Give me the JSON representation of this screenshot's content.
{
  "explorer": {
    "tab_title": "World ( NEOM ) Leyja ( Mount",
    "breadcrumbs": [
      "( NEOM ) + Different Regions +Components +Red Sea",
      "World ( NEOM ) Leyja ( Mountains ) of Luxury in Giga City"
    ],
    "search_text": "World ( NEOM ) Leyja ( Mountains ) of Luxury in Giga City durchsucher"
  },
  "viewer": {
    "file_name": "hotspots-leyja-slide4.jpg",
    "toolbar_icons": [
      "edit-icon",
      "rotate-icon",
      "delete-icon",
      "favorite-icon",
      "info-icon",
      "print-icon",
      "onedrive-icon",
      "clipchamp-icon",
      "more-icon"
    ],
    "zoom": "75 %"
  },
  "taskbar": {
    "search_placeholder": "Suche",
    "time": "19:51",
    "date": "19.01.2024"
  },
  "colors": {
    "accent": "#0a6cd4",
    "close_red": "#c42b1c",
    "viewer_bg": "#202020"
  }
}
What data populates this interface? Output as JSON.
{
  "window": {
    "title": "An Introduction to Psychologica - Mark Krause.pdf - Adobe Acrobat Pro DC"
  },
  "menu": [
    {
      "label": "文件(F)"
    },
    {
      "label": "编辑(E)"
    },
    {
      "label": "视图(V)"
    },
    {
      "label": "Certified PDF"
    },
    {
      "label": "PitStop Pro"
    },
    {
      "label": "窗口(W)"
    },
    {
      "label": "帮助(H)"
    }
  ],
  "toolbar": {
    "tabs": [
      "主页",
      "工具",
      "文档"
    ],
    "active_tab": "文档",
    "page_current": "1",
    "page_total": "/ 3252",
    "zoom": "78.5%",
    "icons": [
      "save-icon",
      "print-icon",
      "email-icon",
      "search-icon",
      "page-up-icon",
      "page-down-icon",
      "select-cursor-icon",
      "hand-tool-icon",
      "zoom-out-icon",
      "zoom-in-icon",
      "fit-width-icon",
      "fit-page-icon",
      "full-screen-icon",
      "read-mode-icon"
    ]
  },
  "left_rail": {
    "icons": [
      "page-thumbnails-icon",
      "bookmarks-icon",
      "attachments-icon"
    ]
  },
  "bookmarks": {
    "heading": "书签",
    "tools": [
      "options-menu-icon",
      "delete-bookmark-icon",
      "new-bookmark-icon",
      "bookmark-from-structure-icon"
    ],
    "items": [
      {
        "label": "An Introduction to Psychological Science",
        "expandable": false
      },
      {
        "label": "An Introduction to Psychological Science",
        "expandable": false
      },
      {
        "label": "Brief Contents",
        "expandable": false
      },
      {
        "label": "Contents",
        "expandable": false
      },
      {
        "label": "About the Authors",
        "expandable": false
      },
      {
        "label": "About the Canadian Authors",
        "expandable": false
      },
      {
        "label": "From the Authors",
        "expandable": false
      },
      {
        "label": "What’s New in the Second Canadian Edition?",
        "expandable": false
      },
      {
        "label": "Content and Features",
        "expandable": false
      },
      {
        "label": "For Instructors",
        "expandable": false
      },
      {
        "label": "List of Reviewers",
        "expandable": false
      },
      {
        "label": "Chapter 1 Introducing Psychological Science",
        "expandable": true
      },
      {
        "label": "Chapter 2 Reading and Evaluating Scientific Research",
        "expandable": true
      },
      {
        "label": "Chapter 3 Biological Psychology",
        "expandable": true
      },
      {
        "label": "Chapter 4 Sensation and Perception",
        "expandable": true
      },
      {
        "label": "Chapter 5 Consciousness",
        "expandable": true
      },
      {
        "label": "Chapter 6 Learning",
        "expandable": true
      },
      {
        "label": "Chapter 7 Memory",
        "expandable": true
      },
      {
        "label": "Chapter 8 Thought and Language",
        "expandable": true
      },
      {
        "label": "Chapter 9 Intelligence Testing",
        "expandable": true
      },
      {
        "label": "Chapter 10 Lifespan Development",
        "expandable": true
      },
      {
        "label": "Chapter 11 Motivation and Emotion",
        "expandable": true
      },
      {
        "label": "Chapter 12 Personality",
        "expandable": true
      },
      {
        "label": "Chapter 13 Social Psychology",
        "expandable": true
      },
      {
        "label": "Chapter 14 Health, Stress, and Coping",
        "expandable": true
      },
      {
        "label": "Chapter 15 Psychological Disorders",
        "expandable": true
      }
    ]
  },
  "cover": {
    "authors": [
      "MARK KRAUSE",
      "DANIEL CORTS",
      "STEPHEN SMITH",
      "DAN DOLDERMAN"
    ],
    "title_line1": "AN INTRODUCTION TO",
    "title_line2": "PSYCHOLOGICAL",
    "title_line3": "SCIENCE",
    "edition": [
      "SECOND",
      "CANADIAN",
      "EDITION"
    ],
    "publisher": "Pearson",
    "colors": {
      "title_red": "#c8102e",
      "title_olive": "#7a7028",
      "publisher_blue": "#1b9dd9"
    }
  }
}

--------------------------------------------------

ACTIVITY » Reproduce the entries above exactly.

RESULT OF THE TASK »
Give me the JSON representation of this screenshot's content.
{
  "explorer": {
    "tab_title": "World ( NEOM ) Leyja ( Mount",
    "breadcrumbs": [
      "( NEOM ) + Different Regions +Components +Red Sea",
      "World ( NEOM ) Leyja ( Mountains ) of Luxury in Giga City"
    ],
    "search_text": "World ( NEOM ) Leyja ( Mountains ) of Luxury in Giga City durchsucher"
  },
  "viewer": {
    "file_name": "hotspots-leyja-slide4.jpg",
    "toolbar_icons": [
      "edit-icon",
      "rotate-icon",
      "delete-icon",
      "favorite-icon",
      "info-icon",
      "print-icon",
      "onedrive-icon",
      "clipchamp-icon",
      "more-icon"
    ],
    "zoom": "75 %"
  },
  "taskbar": {
    "search_placeholder": "Suche",
    "time": "19:51",
    "date": "19.01.2024"
  },
  "colors": {
    "accent": "#0a6cd4",
    "close_red": "#c42b1c",
    "viewer_bg": "#202020"
  }
}
What data populates this interface? Output as JSON.
{
  "window": {
    "title": "An Introduction to Psychologica - Mark Krause.pdf - Adobe Acrobat Pro DC"
  },
  "menu": [
    {
      "label": "文件(F)"
    },
    {
      "label": "编辑(E)"
    },
    {
      "label": "视图(V)"
    },
    {
      "label": "Certified PDF"
    },
    {
      "label": "PitStop Pro"
    },
    {
      "label": "窗口(W)"
    },
    {
      "label": "帮助(H)"
    }
  ],
  "toolbar": {
    "tabs": [
      "主页",
      "工具",
      "文档"
    ],
    "active_tab": "文档",
    "page_current": "1",
    "page_total": "/ 3252",
    "zoom": "78.5%",
    "icons": [
      "save-icon",
      "print-icon",
      "email-icon",
      "search-icon",
      "page-up-icon",
      "page-down-icon",
      "select-cursor-icon",
      "hand-tool-icon",
      "zoom-out-icon",
      "zoom-in-icon",
      "fit-width-icon",
      "fit-page-icon",
      "full-screen-icon",
      "read-mode-icon"
    ]
  },
  "left_rail": {
    "icons": [
      "page-thumbnails-icon",
      "bookmarks-icon",
      "attachments-icon"
    ]
  },
  "bookmarks": {
    "heading": "书签",
    "tools": [
      "options-menu-icon",
      "delete-bookmark-icon",
      "new-bookmark-icon",
      "bookmark-from-structure-icon"
    ],
    "items": [
      {
        "label": "An Introduction to Psychological Science",
        "expandable": false
      },
      {
        "label": "An Introduction to Psychological Science",
        "expandable": false
      },
      {
        "label": "Brief Contents",
        "expandable": false
      },
      {
        "label": "Contents",
        "expandable": false
      },
      {
        "label": "About the Authors",
        "expandable": false
      },
      {
        "label": "About the Canadian Authors",
        "expandable": false
      },
      {
        "label": "From the Authors",
        "expandable": false
      },
      {
        "label": "What’s New in the Second Canadian Edition?",
        "expandable": false
      },
      {
        "label": "Content and Features",
        "expandable": false
      },
      {
        "label": "For Instructors",
        "expandable": false
      },
      {
        "label": "List of Reviewers",
        "expandable": false
      },
      {
        "label": "Chapter 1 Introducing Psychological Science",
        "expandable": true
      },
      {
        "label": "Chapter 2 Reading and Evaluating Scientific Research",
        "expandable": true
      },
      {
        "label": "Chapter 3 Biological Psychology",
        "expandable": true
      },
      {
        "label": "Chapter 4 Sensation and Perception",
        "expandable": true
      },
      {
        "label": "Chapter 5 Consciousness",
        "expandable": true
      },
      {
        "label": "Chapter 6 Learning",
        "expandable": true
      },
      {
        "label": "Chapter 7 Memory",
        "expandable": true
      },
      {
        "label": "Chapter 8 Thought and Language",
        "expandable": true
      },
      {
        "label": "Chapter 9 Intelligence Testing",
        "expandable": true
      },
      {
        "label": "Chapter 10 Lifespan Development",
        "expandable": true
      },
      {
        "label": "Chapter 11 Motivation and Emotion",
        "expandable": true
      },
      {
        "label": "Chapter 12 Personality",
        "expandable": true
      },
      {
        "label": "Chapter 13 Social Psychology",
        "expandable": true
      },
      {
        "label": "Chapter 14 Health, Stress, and Coping",
        "expandable": true
      },
      {
        "label": "Chapter 15 Psychological Disorders",
        "expandable": true
      }
    ]
  },
  "cover": {
    "authors": [
      "MARK KRAUSE",
      "DANIEL CORTS",
      "STEPHEN SMITH",
      "DAN DOLDERMAN"
    ],
    "title_line1": "AN INTRODUCTION TO",
    "title_line2": "PSYCHOLOGICAL",
    "title_line3": "SCIENCE",
    "edition": [
      "SECOND",
      "CANADIAN",
      "EDITION"
    ],
    "publisher": "Pearson",
    "colors": {
      "title_red": "#c8102e",
      "title_olive": "#7a7028",
      "publisher_blue": "#1b9dd9"
    }
  }
}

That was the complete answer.